As the Mac-faithful streamed out of the Steve Jobs keynote address at Macworld Monday, flush with enthusiasm for the new iMac, every attendee was handed her very own copy of a brand-new issue of Time magazine. "Flat-Out Cool!" cheered the headline next to a photo of the new computer with Jobs' face neatly framed on the iMac's flat-screen monitor. "Steve Jobs thinks he has seen the future -- again."
The message to the exuberant Macworld goers was clear: Steve Jobs, the marketing magician, had struck again. A computer hardware announcement for a product that's not even available yet, a product that represents primarily a design innovation rather than a technical leap forward, sweeps Afghanistan off the cover of the country's largest newsweekly. All hail Steve Jobs.
Which is not to say that Apple entirely escaped a backlash. Speculation about the Time cover story on Slashdot set off some accusations of journalistic impropriety. According to Slashdot readers, the Canadian version of Time had posted the issue to its Web site for a couple of hours on Sunday night but then pulled it down and redirected visitors to the U.S. Time Web site, which did not update until midday Monday. Since Time usually posts its covers online on Sunday night, observers are wondering if the magazine kept its story from going online to avoid upstaging Mr. Jobs' carnival show. If so, the cover story marks as much of a low point for AOL Time Warner as it does a high point for Jobs.
But at Macworld the journalistic brouhaha made not the slightest bit of difference to the thousands of Macheads in attendance. Bursting into applause at their leader's words with all the fervor of the recently saved at a born-again revival meeting, they hardly needed the approbation of Time to make them excited. They were more than willing to cheer at the very mention of Apple's 27 new retail stores. The enthusiasm for software and hardware at Macworld is almost touching. To make light of it feels like sucking a sourball at a chocolate convention; it's just beside the point.
The loudest applause of the morning went to the new iMac, although the computer actually resembles a reading lamp and has already been dubbed the iLamp by snarky geek wags.
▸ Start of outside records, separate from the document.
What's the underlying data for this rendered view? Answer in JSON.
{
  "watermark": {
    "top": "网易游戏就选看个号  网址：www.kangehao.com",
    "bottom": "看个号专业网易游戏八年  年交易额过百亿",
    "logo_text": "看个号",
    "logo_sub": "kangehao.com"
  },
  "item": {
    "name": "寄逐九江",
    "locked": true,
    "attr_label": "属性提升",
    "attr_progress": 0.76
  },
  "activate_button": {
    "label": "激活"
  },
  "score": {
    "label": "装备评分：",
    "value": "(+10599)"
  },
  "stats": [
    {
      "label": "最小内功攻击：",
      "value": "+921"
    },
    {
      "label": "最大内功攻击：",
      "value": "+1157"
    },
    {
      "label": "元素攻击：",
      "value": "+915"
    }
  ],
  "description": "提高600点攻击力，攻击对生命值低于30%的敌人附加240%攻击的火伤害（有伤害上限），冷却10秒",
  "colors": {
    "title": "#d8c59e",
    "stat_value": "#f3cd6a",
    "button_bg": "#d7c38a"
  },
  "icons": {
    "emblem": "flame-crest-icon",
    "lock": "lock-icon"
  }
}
It combines a 15-inch flat-panel monitor with a circular base holding the computer. Sparing no hyperbole, Jobs declared of his latest baby: "This is the best thing I think we've ever done."
But with its swiveling neck, the machine really has more in common with a lady's vanity magnifying mirror than a lamp. And when you play with it on the trade show's floor, it's disconcerting to note that the reflective silver Apple logo on the base actually acts as a mirror, serving a distorted image of your own face back to you. Who really wants to see what they look like after they've been staring glassy-eyed at the screen for hours?
If some dinosaur "real men" thought that the old iMac was too "girlie", then surely they'll deem this computer for even bigger sissies. But if the old iMac, with its fruity colors and rounded shape, won your heart with its cuddliness, then the new iMac, lab-coat white with a swiveling head, could be another frisky friend. Its range of motion, 180 degrees, makes it surprisingly anthropomorphic for a piece of hardware. And isn't personality, more than usability or reliability or price, what supposedly sells Apple computers these days?
Aside from the new iMac, the biggest enthusiasm at the keynote was for Apple's new digital photography software, iPhoto, which strives to make slicing and dicing your photos as easy as stealing music with Napster used to be. But can even Steve Jobs get us to buy back our digital photos from him in linen-covered hard-backed, coffee-table books starting at $29.99?
Maybe. I'm ready to believe anything now that I've seen Jobs get Apple's most loyal acolytes to applaud for Microsoft on command. Praising Bill Gates and Co. for the Office suite of software for Mac OS X, Jobs ordered: "Microsoft did a terrific job on this, and I'd just like to give them a round of applause." The disciples put their hands together in a show of obeisance. Hallelujah.